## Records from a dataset
# # # # # # #

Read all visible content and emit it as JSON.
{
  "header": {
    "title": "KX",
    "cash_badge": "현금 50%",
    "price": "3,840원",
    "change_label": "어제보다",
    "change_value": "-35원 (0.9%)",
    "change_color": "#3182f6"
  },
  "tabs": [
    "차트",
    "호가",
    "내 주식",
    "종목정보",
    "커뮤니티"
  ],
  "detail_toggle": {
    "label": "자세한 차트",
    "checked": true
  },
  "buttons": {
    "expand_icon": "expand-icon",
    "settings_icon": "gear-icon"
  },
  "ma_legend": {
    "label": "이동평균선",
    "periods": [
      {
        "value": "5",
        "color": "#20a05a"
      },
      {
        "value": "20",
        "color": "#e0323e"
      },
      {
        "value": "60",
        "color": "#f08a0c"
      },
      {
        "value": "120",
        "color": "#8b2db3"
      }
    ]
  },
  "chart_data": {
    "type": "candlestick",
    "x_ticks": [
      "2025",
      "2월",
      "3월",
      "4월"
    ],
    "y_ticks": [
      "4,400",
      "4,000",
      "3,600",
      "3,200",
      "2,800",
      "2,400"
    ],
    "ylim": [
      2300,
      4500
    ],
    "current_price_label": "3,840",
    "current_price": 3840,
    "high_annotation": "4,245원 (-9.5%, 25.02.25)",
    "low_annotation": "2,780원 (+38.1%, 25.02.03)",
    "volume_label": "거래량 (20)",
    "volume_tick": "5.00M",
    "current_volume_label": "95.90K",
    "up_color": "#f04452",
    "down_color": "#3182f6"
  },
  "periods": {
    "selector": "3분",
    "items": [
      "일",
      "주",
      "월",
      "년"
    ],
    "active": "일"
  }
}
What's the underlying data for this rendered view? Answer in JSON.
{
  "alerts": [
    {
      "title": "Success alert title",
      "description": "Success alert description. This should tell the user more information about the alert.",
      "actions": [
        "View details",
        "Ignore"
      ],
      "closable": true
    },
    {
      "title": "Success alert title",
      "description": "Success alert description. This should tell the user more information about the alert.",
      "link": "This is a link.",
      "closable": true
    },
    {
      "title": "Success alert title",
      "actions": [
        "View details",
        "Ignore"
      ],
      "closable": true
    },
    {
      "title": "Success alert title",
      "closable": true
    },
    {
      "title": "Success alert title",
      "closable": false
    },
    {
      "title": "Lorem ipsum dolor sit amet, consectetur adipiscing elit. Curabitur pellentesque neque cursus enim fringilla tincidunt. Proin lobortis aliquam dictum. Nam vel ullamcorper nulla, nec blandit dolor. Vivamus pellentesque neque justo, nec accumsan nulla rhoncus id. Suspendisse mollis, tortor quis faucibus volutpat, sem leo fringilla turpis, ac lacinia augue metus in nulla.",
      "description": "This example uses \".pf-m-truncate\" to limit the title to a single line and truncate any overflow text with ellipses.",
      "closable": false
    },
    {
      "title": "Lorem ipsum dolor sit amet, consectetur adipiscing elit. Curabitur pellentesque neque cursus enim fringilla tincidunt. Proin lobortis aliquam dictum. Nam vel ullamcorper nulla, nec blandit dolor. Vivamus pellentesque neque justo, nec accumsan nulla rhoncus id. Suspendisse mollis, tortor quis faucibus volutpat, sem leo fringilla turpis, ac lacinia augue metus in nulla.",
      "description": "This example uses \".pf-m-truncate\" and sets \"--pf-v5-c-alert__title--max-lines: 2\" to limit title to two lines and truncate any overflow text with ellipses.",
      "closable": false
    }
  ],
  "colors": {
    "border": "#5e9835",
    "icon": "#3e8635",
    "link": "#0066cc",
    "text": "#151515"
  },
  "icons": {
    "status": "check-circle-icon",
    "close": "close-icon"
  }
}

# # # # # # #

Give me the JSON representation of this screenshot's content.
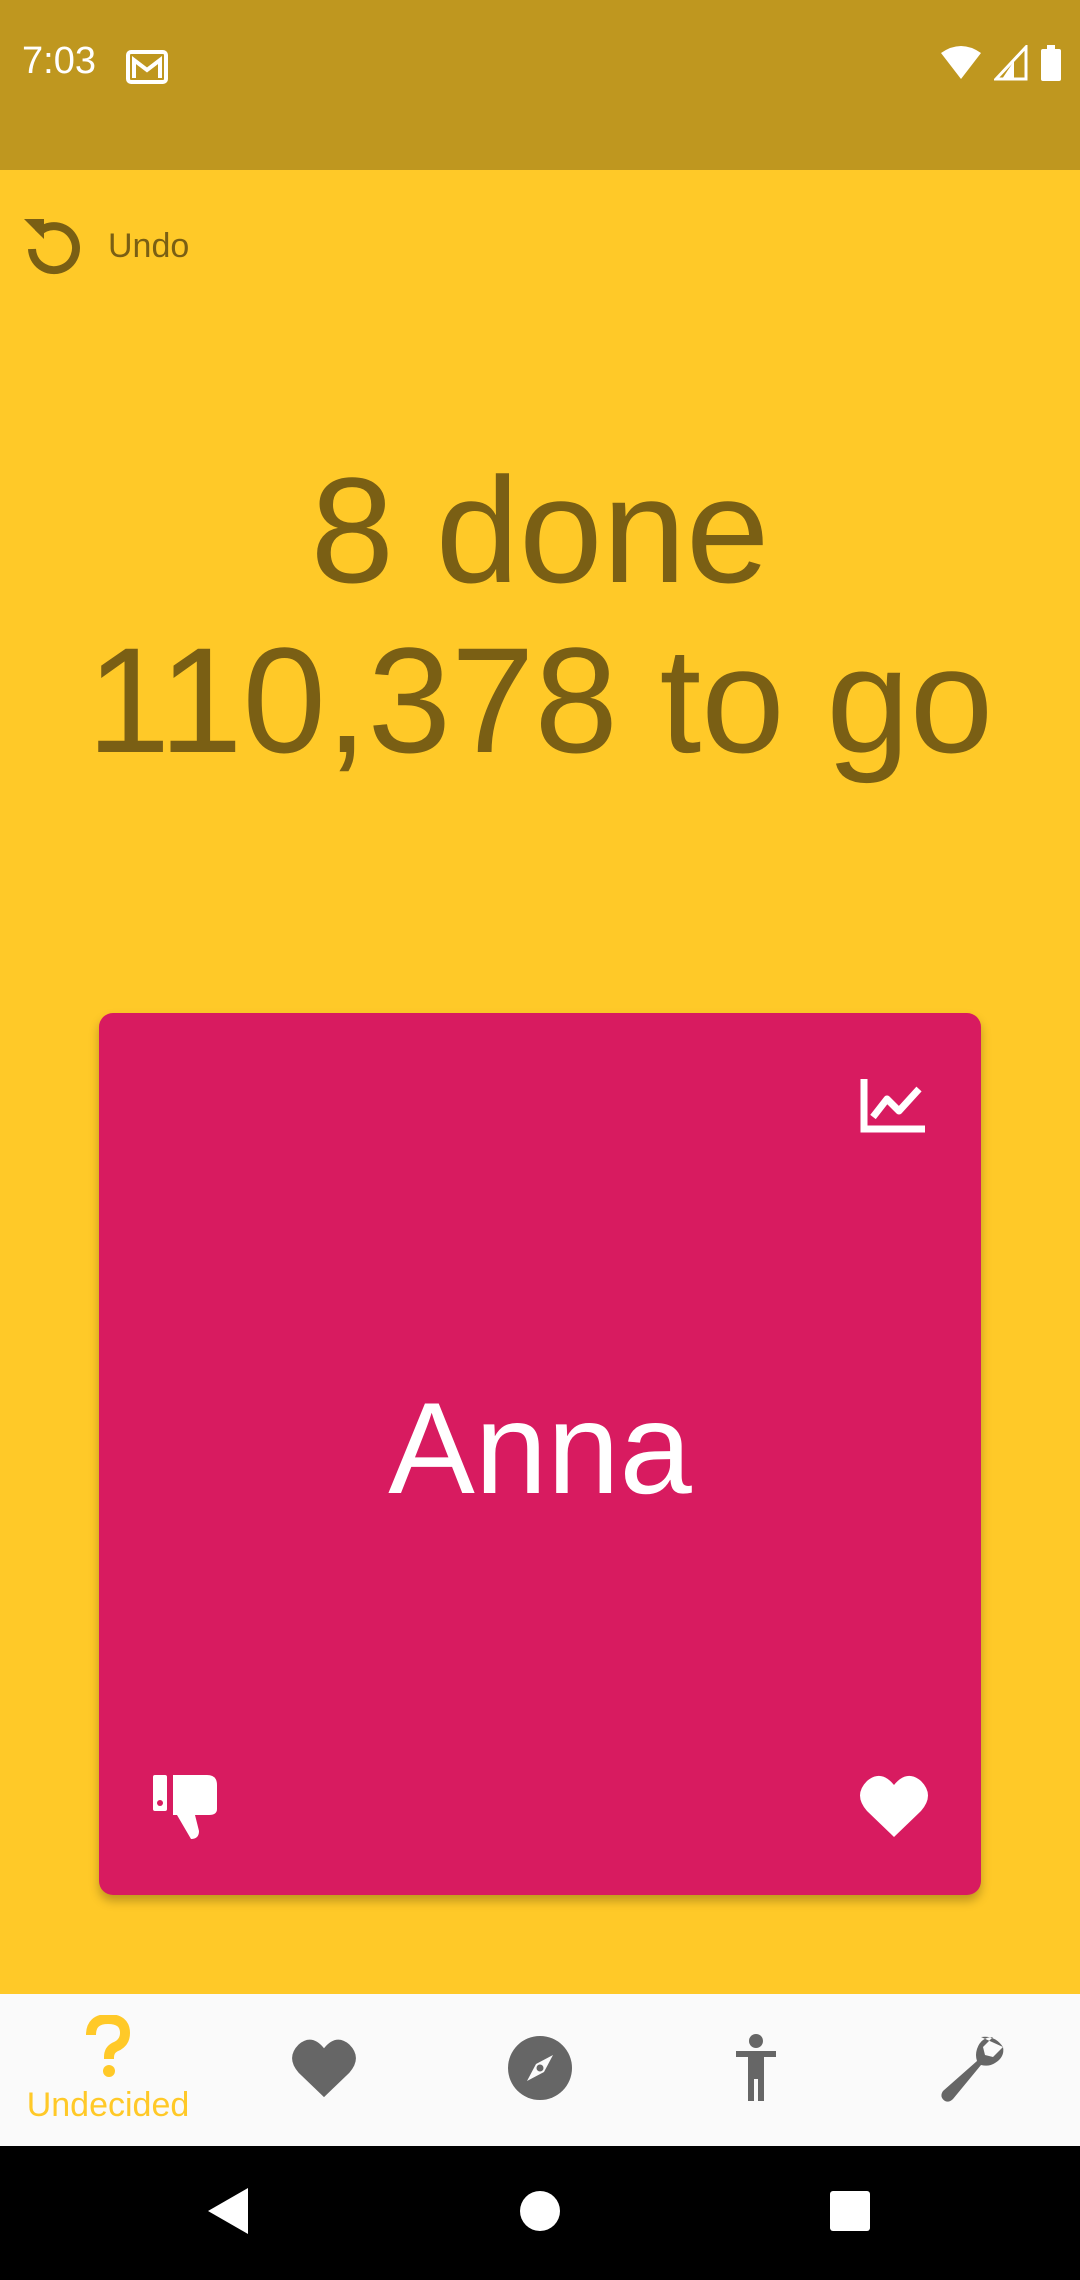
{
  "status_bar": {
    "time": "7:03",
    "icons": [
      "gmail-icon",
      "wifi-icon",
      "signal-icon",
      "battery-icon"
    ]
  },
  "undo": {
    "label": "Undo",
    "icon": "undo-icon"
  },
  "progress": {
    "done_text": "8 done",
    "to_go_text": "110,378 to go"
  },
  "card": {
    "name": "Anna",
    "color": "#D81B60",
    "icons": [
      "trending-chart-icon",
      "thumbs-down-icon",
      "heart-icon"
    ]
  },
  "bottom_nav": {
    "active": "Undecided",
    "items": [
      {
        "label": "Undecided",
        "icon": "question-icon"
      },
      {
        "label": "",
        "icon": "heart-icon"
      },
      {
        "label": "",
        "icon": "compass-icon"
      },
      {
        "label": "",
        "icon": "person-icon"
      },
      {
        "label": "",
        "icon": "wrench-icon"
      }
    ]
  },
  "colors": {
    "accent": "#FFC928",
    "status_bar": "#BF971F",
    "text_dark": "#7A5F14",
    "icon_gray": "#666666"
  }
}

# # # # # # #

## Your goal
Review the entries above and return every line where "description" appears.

## Task result
      "description": "Success alert description. This should tell the user more information about the alert.",
      "description": "Success alert description. This should tell the user more information about the alert.",
      "description": "This example uses \".pf-m-truncate\" to limit the title to a single line and truncate any overflow text with ellipses.",
      "description": "This example uses \".pf-m-truncate\" and sets \"--pf-v5-c-alert__title--max-lines: 2\" to limit title to two lines and truncate any overflow text with ellipses.",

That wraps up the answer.